How to Turn Hardship into Triumph
You’ve probably heard the cliche, “whatever doesn’t kill you makes you stronger.” Well, this saying is a cliche for a reason. The fact is that there are more than two possible outcomes when you face hardships in your life. This saying also fails to acknowledge the power we each have in how we respond to hardships. We cannot always avoid the difficulties life throws at us, but we can choose our responses to them. It is our responses that often determine how those hardships shape us. 

I know a man, I’ll call him “Steve,” who is serving a life sentence in prison. He’s been in prison a long time, for more than thirty years. Steve is one of the most miserable people I’ve ever met. He is angry all of the time, highly critical of nearly everyone he meets, and the stress he subjects himself to is affecting his health. On one hand I feel bad for Steve because the misery of prison and the hopelessness he feels in spending the rest of his life here is a heavy burden to bear. But on the other hand, I feel sorry for him because he’s chosen to respond to his toughest hardship in such a way that it has already stolen his life from him. He has surrendered his power to the hardship. 

Another man I know, I’ll call him “Rob,” is also serving a life sentence in prison. He’s been in prison longer than Steve, over forty years. But Rob has chosen to face his hardship differently. He quietly maintains a few healthy relationships with people outside of prison, takes care of his health while in prison, raises a Leader Dog puppy for the blind, and is generally kind to others around him. Rob’s burden is not much different than Steve’s, but his chosen response has cultivated a positive mindset, and his life is better for it. 

Each of us, like these men, have the power to choose our responses to hardship. We don’t always respond well, but here are a few suggestions that have helped me respond to hardship so that I am made better by it:

1. Start with faith–it helps if you truly believe that God has a plan for your life, even if you’ve “messed up” that plan with your choices. Cultivating faith in your life also feeds hope for a better tomorrow. Prayer helps too.

2. Be careful who you listen to–misery loves company, so if you want to avoid being miserable, stay away from miserable people. Listen to faith-filled, hopeful people who will encourage your desire to make the best out of difficult circumstances. 

3. Remember that others are broken too–it’s easy to expect better of others around us, but they have their own hardships too. A kind response to a miserable person costs you little or nothing, but it can make the difference in the rest of your day (and possible theirs too!).

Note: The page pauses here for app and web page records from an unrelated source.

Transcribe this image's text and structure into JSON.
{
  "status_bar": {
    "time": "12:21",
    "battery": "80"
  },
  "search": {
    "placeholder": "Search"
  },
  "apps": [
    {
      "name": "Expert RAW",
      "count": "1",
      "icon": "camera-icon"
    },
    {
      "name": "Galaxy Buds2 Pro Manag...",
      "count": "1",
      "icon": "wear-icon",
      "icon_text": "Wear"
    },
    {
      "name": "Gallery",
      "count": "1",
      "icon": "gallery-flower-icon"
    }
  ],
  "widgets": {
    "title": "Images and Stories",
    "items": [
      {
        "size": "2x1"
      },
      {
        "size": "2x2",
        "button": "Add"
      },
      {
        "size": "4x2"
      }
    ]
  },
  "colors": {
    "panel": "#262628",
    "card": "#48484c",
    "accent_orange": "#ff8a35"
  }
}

4. Look for potential in every hardship–some hardships are nearly impossible to see any good in, but your response to those hardships makes all the difference. Think of people like Malala Yousafzai, the young Afghan girl who was shot in the face and who turned tragedy into triumph. Not only has she been an inspiration to thousands of people through her tragedy, but her life has incredible meaning now. 


I’ll be the first to admit that I don’t get this right all the time. Sometimes I find myself discouraged with my circumstances. Sometimes the hardships get the best of me. But I have hope for a better future, and achieving that hope starts right now. It means living that hope today, even in the midst of tough times.

Go to Source
Author: Bryan Noonan
The opinions expressed within posts and comments are solely those of each author, and are not necessarily those of Women Against Registry.

The opinions expressed within posts and comments are solely those of each author, and are not necessarily those of Women Against Registry.
Leave a comment.